* What is needed *
Search the lines of the records for the word "screenshot", and copy every line that has it.

[Data provided — start]

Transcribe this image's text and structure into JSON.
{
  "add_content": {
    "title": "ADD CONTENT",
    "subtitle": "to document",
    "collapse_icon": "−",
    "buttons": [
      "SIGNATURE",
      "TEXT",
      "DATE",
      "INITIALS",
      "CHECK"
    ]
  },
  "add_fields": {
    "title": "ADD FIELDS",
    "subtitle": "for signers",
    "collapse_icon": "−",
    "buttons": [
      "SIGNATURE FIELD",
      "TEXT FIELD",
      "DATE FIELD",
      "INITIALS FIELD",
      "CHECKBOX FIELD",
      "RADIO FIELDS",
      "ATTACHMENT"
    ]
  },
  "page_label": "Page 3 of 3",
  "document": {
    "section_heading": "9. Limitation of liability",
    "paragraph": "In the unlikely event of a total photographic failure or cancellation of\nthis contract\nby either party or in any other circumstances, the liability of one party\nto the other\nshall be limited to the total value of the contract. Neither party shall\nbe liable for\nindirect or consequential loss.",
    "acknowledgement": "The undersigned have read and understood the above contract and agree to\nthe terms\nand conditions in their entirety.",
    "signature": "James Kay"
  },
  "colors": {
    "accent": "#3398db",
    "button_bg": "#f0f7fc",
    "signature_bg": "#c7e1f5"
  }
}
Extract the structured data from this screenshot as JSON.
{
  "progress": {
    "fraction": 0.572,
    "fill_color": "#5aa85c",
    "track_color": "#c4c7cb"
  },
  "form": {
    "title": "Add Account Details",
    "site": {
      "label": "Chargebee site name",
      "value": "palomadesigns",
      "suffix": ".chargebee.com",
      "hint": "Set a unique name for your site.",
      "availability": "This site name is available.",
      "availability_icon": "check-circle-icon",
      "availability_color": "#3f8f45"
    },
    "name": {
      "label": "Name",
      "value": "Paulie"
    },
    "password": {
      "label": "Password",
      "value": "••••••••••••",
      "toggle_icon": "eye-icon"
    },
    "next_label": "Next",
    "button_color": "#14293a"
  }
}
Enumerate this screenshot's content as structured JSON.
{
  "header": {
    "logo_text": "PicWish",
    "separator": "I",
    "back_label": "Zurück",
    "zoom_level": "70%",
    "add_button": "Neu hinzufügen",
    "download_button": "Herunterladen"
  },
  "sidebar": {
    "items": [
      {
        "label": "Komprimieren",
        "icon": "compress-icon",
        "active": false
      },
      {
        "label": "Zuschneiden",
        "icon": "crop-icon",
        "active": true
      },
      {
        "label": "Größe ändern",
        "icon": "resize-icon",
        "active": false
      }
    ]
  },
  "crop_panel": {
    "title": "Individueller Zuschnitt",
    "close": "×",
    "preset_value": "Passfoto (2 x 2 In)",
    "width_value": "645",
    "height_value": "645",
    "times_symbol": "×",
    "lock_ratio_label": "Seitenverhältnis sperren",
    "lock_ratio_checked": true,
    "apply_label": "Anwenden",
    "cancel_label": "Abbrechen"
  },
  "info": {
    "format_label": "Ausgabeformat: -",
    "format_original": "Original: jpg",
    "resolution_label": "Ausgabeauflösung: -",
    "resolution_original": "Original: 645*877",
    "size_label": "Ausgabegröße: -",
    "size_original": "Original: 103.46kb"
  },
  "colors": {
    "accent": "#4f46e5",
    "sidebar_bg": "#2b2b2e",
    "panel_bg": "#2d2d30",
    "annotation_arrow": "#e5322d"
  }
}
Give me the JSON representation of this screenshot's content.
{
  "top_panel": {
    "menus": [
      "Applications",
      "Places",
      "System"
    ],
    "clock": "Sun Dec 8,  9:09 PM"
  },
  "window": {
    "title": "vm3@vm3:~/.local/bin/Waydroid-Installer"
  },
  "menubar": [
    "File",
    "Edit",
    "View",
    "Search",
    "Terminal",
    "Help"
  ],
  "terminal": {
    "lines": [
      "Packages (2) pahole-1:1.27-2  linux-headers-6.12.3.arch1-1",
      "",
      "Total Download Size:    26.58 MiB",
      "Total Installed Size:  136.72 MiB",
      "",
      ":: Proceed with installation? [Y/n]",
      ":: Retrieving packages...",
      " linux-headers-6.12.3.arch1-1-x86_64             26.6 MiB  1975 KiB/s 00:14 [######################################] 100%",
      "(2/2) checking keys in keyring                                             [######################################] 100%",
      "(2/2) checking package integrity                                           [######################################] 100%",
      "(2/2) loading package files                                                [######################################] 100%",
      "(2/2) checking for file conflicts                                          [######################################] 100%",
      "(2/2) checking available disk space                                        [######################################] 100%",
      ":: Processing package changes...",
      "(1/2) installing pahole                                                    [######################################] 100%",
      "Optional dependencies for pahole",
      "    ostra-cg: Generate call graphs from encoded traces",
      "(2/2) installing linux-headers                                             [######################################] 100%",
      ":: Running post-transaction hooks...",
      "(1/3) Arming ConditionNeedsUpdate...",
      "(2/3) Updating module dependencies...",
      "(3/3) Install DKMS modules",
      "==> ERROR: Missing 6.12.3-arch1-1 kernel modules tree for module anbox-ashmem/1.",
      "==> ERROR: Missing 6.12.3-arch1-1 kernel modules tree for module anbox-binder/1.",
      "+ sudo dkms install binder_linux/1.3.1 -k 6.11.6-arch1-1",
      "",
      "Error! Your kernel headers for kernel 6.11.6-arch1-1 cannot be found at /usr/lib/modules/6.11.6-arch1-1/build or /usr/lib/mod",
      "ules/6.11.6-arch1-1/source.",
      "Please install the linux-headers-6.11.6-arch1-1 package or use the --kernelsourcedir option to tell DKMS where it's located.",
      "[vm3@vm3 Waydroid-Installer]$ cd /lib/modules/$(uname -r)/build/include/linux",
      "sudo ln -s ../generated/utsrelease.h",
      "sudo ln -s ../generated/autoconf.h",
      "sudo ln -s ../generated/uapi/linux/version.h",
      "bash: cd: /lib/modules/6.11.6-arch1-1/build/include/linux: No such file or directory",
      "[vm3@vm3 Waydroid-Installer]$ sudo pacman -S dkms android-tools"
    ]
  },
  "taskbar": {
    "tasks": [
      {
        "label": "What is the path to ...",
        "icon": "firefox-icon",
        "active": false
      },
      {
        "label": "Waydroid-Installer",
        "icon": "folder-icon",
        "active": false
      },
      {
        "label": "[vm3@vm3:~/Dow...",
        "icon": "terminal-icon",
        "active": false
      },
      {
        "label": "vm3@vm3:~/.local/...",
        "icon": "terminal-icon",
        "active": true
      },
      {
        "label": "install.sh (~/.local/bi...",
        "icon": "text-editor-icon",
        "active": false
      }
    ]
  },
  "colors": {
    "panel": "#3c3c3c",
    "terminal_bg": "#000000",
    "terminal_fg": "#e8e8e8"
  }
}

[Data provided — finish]

* Answer box *
Extract the structured data from this screenshot as JSON.
Enumerate this screenshot's content as structured JSON.
Give me the JSON representation of this screenshot's content.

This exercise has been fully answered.